===== Exercise data =====
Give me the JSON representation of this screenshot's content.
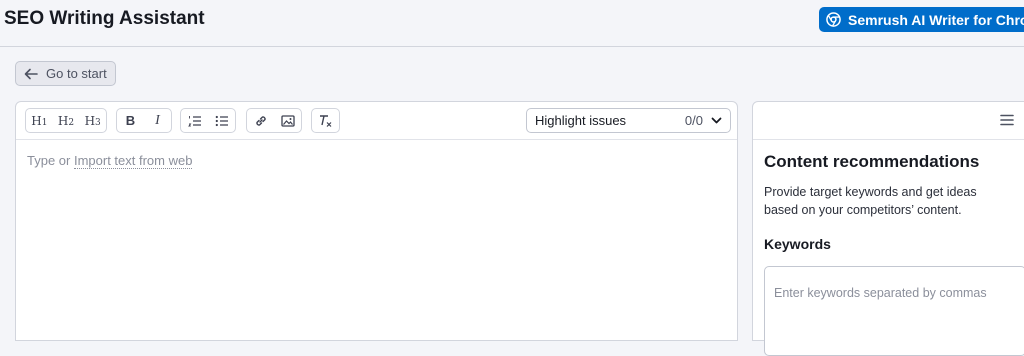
{
  "header": {
    "title": "SEO Writing Assistant",
    "extension_button": "Semrush AI Writer for Chrome",
    "extension_icon": "chrome-icon"
  },
  "back_button": {
    "label": "Go to start",
    "icon": "arrow-left-icon"
  },
  "toolbar": {
    "headings": [
      {
        "label": "H",
        "level": "1"
      },
      {
        "label": "H",
        "level": "2"
      },
      {
        "label": "H",
        "level": "3"
      }
    ],
    "format_icons": [
      "bold-icon",
      "italic-icon"
    ],
    "list_icons": [
      "ordered-list-icon",
      "bullet-list-icon"
    ],
    "insert_icons": [
      "link-icon",
      "image-icon"
    ],
    "clear_icon": "clear-format-icon",
    "bold_glyph": "B",
    "italic_glyph": "I",
    "highlight": {
      "label": "Highlight issues",
      "count": "0/0"
    }
  },
  "editor": {
    "placeholder_prefix": "Type or ",
    "import_link": "Import text from web"
  },
  "panel": {
    "title": "Content recommendations",
    "description": "Provide target keywords and get ideas based on your competitors’ content.",
    "keywords_label": "Keywords",
    "keywords_placeholder": "Enter keywords separated by commas"
  }
}
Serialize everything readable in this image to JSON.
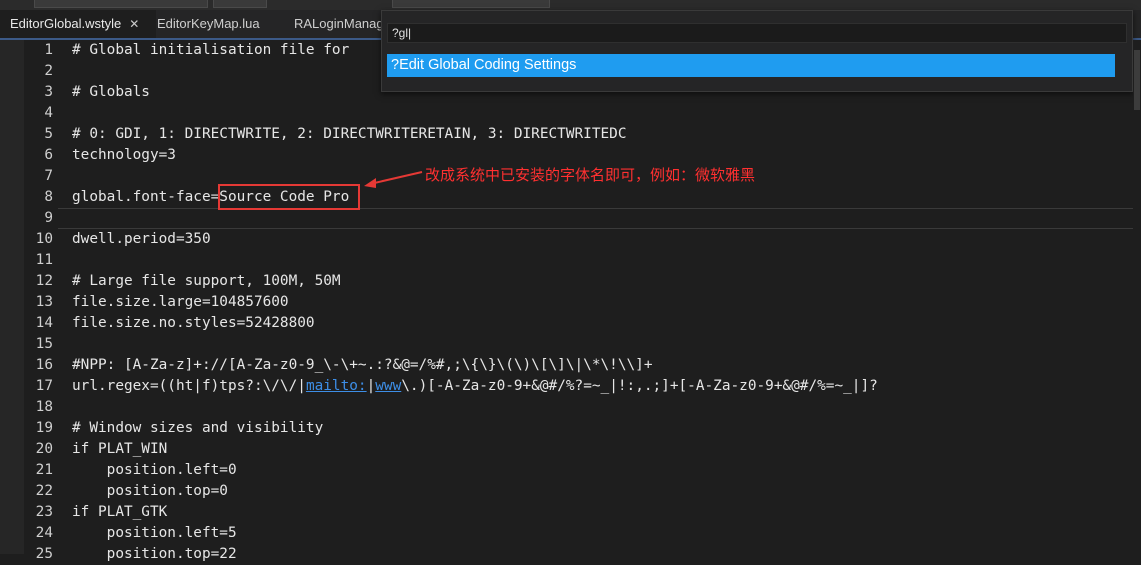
{
  "tabs": [
    {
      "label": "EditorGlobal.wstyle",
      "active": true
    },
    {
      "label": "EditorKeyMap.lua",
      "active": false
    },
    {
      "label": "RALoginManag",
      "active": false
    }
  ],
  "close_glyph": "✕",
  "palette": {
    "query": "?gl|",
    "items": [
      {
        "label": "?Edit Global Coding Settings",
        "selected": true
      }
    ]
  },
  "lines": [
    {
      "n": "1",
      "t": "# Global initialisation file for",
      "kind": "comment"
    },
    {
      "n": "2",
      "t": "",
      "kind": "plain"
    },
    {
      "n": "3",
      "t": "# Globals",
      "kind": "comment"
    },
    {
      "n": "4",
      "t": "",
      "kind": "plain"
    },
    {
      "n": "5",
      "t": "# 0: GDI, 1: DIRECTWRITE, 2: DIRECTWRITERETAIN, 3: DIRECTWRITEDC",
      "kind": "comment"
    },
    {
      "n": "6",
      "t": "technology=3",
      "kind": "plain"
    },
    {
      "n": "7",
      "t": "",
      "kind": "plain"
    },
    {
      "n": "8",
      "t": "global.font-face=Source Code Pro",
      "kind": "plain"
    },
    {
      "n": "9",
      "t": "",
      "kind": "plain"
    },
    {
      "n": "10",
      "t": "dwell.period=350",
      "kind": "plain"
    },
    {
      "n": "11",
      "t": "",
      "kind": "plain"
    },
    {
      "n": "12",
      "t": "# Large file support, 100M, 50M",
      "kind": "comment"
    },
    {
      "n": "13",
      "t": "file.size.large=104857600",
      "kind": "plain"
    },
    {
      "n": "14",
      "t": "file.size.no.styles=52428800",
      "kind": "plain"
    },
    {
      "n": "15",
      "t": "",
      "kind": "plain"
    },
    {
      "n": "16",
      "t": "#NPP: [A-Za-z]+://[A-Za-z0-9_\\-\\+~.:?&@=/%#,;\\{\\}\\(\\)\\[\\]\\|\\*\\!\\\\]+",
      "kind": "comment"
    },
    {
      "n": "17",
      "kind": "url",
      "pre": "url.regex=((ht|f)tps?:\\/\\/|",
      "link1": "mailto:",
      "mid": "|",
      "link2": "www",
      "post": "\\.)[-A-Za-z0-9+&@#/%?=~_|!:,.;]+[-A-Za-z0-9+&@#/%=~_|]?"
    },
    {
      "n": "18",
      "t": "",
      "kind": "plain"
    },
    {
      "n": "19",
      "t": "# Window sizes and visibility",
      "kind": "comment"
    },
    {
      "n": "20",
      "t": "if PLAT_WIN",
      "kind": "plain"
    },
    {
      "n": "21",
      "t": "    position.left=0",
      "kind": "plain"
    },
    {
      "n": "22",
      "t": "    position.top=0",
      "kind": "plain"
    },
    {
      "n": "23",
      "t": "if PLAT_GTK",
      "kind": "plain"
    },
    {
      "n": "24",
      "t": "    position.left=5",
      "kind": "plain"
    },
    {
      "n": "25",
      "t": "    position.top=22",
      "kind": "plain"
    }
  ],
  "annotation": {
    "text": "改成系统中已安装的字体名即可，例如：微软雅黑"
  },
  "colors": {
    "comment": "#2aa198",
    "text": "#e6e6e6",
    "link": "#3d8ee6",
    "selection": "#1f9cf0",
    "annotation": "#ff3030"
  }
}
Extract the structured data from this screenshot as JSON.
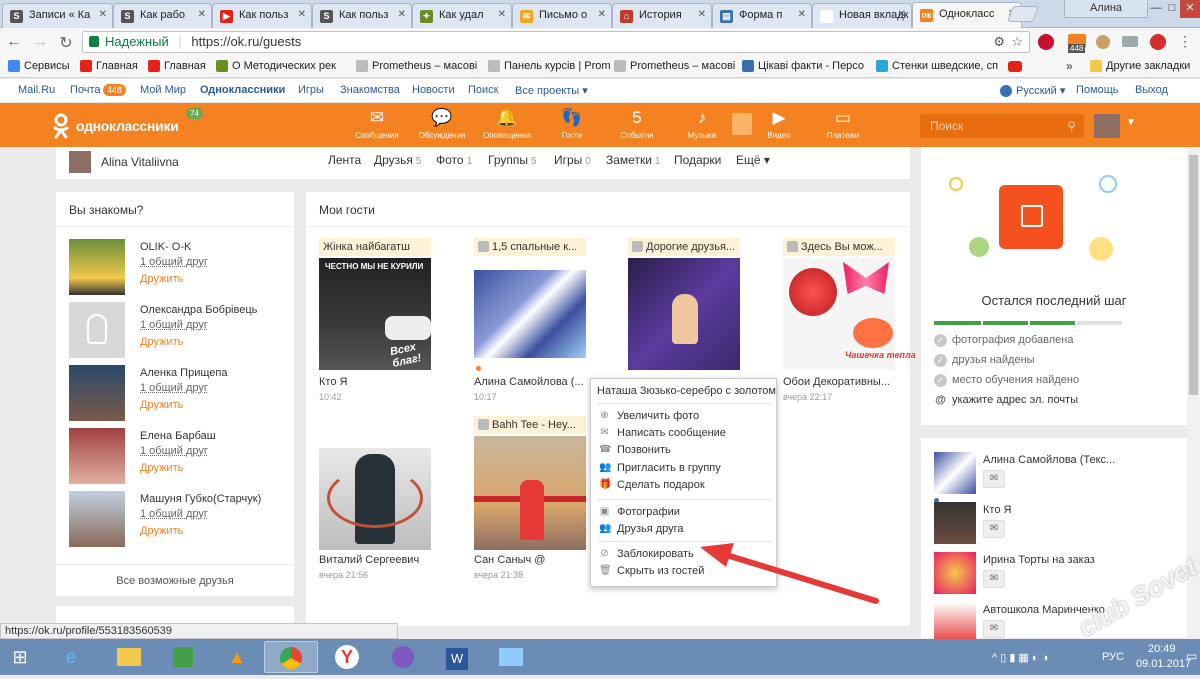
{
  "browser": {
    "tabs": [
      {
        "title": "Записи « Ка",
        "favicon": "S",
        "color": "#555555"
      },
      {
        "title": "Как рабо",
        "favicon": "S",
        "color": "#555555"
      },
      {
        "title": "Как польз",
        "favicon": "▶",
        "color": "#e62117"
      },
      {
        "title": "Как польз",
        "favicon": "S",
        "color": "#555555"
      },
      {
        "title": "Как удал",
        "favicon": "✦",
        "color": "#6b8e23"
      },
      {
        "title": "Письмо о",
        "favicon": "✉",
        "color": "#f5a623"
      },
      {
        "title": "История",
        "favicon": "⌂",
        "color": "#c0392b"
      },
      {
        "title": "Форма п",
        "favicon": "▤",
        "color": "#3a6fb0"
      },
      {
        "title": "Новая вкладк",
        "favicon": "",
        "color": "#ffffff"
      },
      {
        "title": "Однокласс",
        "favicon": "ок",
        "color": "#f58220"
      }
    ],
    "user_label": "Алина",
    "secure_label": "Надежный",
    "url": "https://ok.ru/guests",
    "bookmarks": [
      {
        "label": "Сервисы",
        "color": "#4285f4"
      },
      {
        "label": "Главная",
        "color": "#e62117"
      },
      {
        "label": "Главная",
        "color": "#e62117"
      },
      {
        "label": "О Методических рек",
        "color": "#6b8e23"
      },
      {
        "label": "Prometheus – масові",
        "color": "#bbbbbb"
      },
      {
        "label": "Панель курсів | Prom",
        "color": "#bbbbbb"
      },
      {
        "label": "Prometheus – масові",
        "color": "#bbbbbb"
      },
      {
        "label": "Цікаві факти - Персо",
        "color": "#3a6fb0"
      },
      {
        "label": "Стенки шведские, сп",
        "color": "#2aa6d6"
      }
    ],
    "other_bookmarks": "Другие закладки",
    "status_url": "https://ok.ru/profile/553183560539"
  },
  "mailbar": {
    "links": [
      "Mail.Ru",
      "Почта",
      "Мой Мир",
      "Одноклассники",
      "Игры",
      "Знакомства",
      "Новости",
      "Поиск",
      "Все проекты ▾"
    ],
    "mail_count": "448",
    "lang": "Русский ▾",
    "help": "Помощь",
    "exit": "Выход"
  },
  "header": {
    "logo_text": "одноклассники",
    "logo_badge": "74",
    "nav": [
      {
        "label": "Сообщения",
        "icon": "envelope-icon",
        "glyph": "✉"
      },
      {
        "label": "Обсуждения",
        "icon": "chat-icon",
        "glyph": "💬"
      },
      {
        "label": "Оповещения",
        "icon": "bell-icon",
        "glyph": "🔔"
      },
      {
        "label": "Гости",
        "icon": "footprints-icon",
        "glyph": "👣"
      },
      {
        "label": "События",
        "icon": "events-icon",
        "glyph": "5"
      },
      {
        "label": "Музыка",
        "icon": "music-icon",
        "glyph": "♪"
      },
      {
        "label": "Видео",
        "icon": "video-icon",
        "glyph": "▶"
      },
      {
        "label": "Платежи",
        "icon": "wallet-icon",
        "glyph": "▭"
      }
    ],
    "search_placeholder": "Поиск"
  },
  "profile_bar": {
    "name": "Alina Vitaliivna",
    "tabs": [
      {
        "label": "Лента",
        "count": ""
      },
      {
        "label": "Друзья",
        "count": "5"
      },
      {
        "label": "Фото",
        "count": "1"
      },
      {
        "label": "Группы",
        "count": "5"
      },
      {
        "label": "Игры",
        "count": "0"
      },
      {
        "label": "Заметки",
        "count": "1"
      },
      {
        "label": "Подарки",
        "count": ""
      },
      {
        "label": "Ещё ▾",
        "count": ""
      }
    ]
  },
  "left": {
    "title": "Вы знакомы?",
    "friends": [
      {
        "name": "OLIK- O-K",
        "common": "1 общий друг",
        "add": "Дружить"
      },
      {
        "name": "Олександра Бобрівець",
        "common": "1 общий друг",
        "add": "Дружить"
      },
      {
        "name": "Аленка Прищепа",
        "common": "1 общий друг",
        "add": "Дружить"
      },
      {
        "name": "Елена Барбаш",
        "common": "1 общий друг",
        "add": "Дружить"
      },
      {
        "name": "Машуня Губко(Старчук)",
        "common": "1 общий друг",
        "add": "Дружить"
      }
    ],
    "all_friends": "Все возможные друзья"
  },
  "guests": {
    "title": "Мои гости",
    "cards": [
      {
        "tag": "Жінка найбагатш",
        "name": "Кто Я",
        "time": "10:42",
        "img_text": "ЧЕСТНО МЫ НЕ КУРИЛИ",
        "img_text2": "Всех благ!"
      },
      {
        "tag": "1,5 спальные к...",
        "name": "Алина Самойлова (...",
        "time": "10:17",
        "img_text": "",
        "img_text2": ""
      },
      {
        "tag": "Дорогие друзья...",
        "name": "",
        "time": "",
        "img_text": "",
        "img_text2": ""
      },
      {
        "tag": "Здесь Вы мож...",
        "name": "Обои Декоративны...",
        "time": "вчера 22:17",
        "img_text": "",
        "img_text2": "Чашечка тепла"
      },
      {
        "tag": "",
        "name": "Виталий Сергеевич",
        "time": "вчера 21:56",
        "img_text": "",
        "img_text2": ""
      },
      {
        "tag": "Bahh Tee - Hey...",
        "name": "Сан Саныч @",
        "time": "вчера 21:38",
        "img_text": "",
        "img_text2": ""
      }
    ]
  },
  "context_menu": {
    "header": "Наташа Зюзько-серебро с золотом",
    "items": [
      {
        "label": "Увеличить фото",
        "icon": "zoom-icon",
        "glyph": "⊕"
      },
      {
        "label": "Написать сообщение",
        "icon": "envelope-icon",
        "glyph": "✉"
      },
      {
        "label": "Позвонить",
        "icon": "phone-icon",
        "glyph": "☎"
      },
      {
        "label": "Пригласить в группу",
        "icon": "group-icon",
        "glyph": "👥"
      },
      {
        "label": "Сделать подарок",
        "icon": "gift-icon",
        "glyph": "🎁"
      },
      {
        "label": "Фотографии",
        "icon": "photo-icon",
        "glyph": "▣"
      },
      {
        "label": "Друзья друга",
        "icon": "friends-icon",
        "glyph": "👥"
      },
      {
        "label": "Заблокировать",
        "icon": "block-icon",
        "glyph": "⊘"
      },
      {
        "label": "Скрыть из гостей",
        "icon": "trash-icon",
        "glyph": "🗑"
      }
    ]
  },
  "right": {
    "promo_title": "Остался последний шаг",
    "checklist": [
      {
        "label": "фотография добавлена",
        "done": true
      },
      {
        "label": "друзья найдены",
        "done": true
      },
      {
        "label": "место обучения найдено",
        "done": true
      },
      {
        "label": "укажите адрес эл. почты",
        "done": false
      }
    ],
    "progress": 0.75,
    "guests": [
      {
        "name": "Алина Самойлова (Текс..."
      },
      {
        "name": "Кто Я"
      },
      {
        "name": "Ирина Торты на заказ"
      },
      {
        "name": "Автошкола Маринченко"
      }
    ]
  },
  "watermark": "club Sovet",
  "tray": {
    "lang": "РУС",
    "time": "20:49",
    "date": "09.01.2017"
  },
  "colors": {
    "ok_orange": "#f58220",
    "arrow_red": "#e53935",
    "taskbar": "#6b8cb5"
  }
}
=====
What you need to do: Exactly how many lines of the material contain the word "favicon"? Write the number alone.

Task result: 10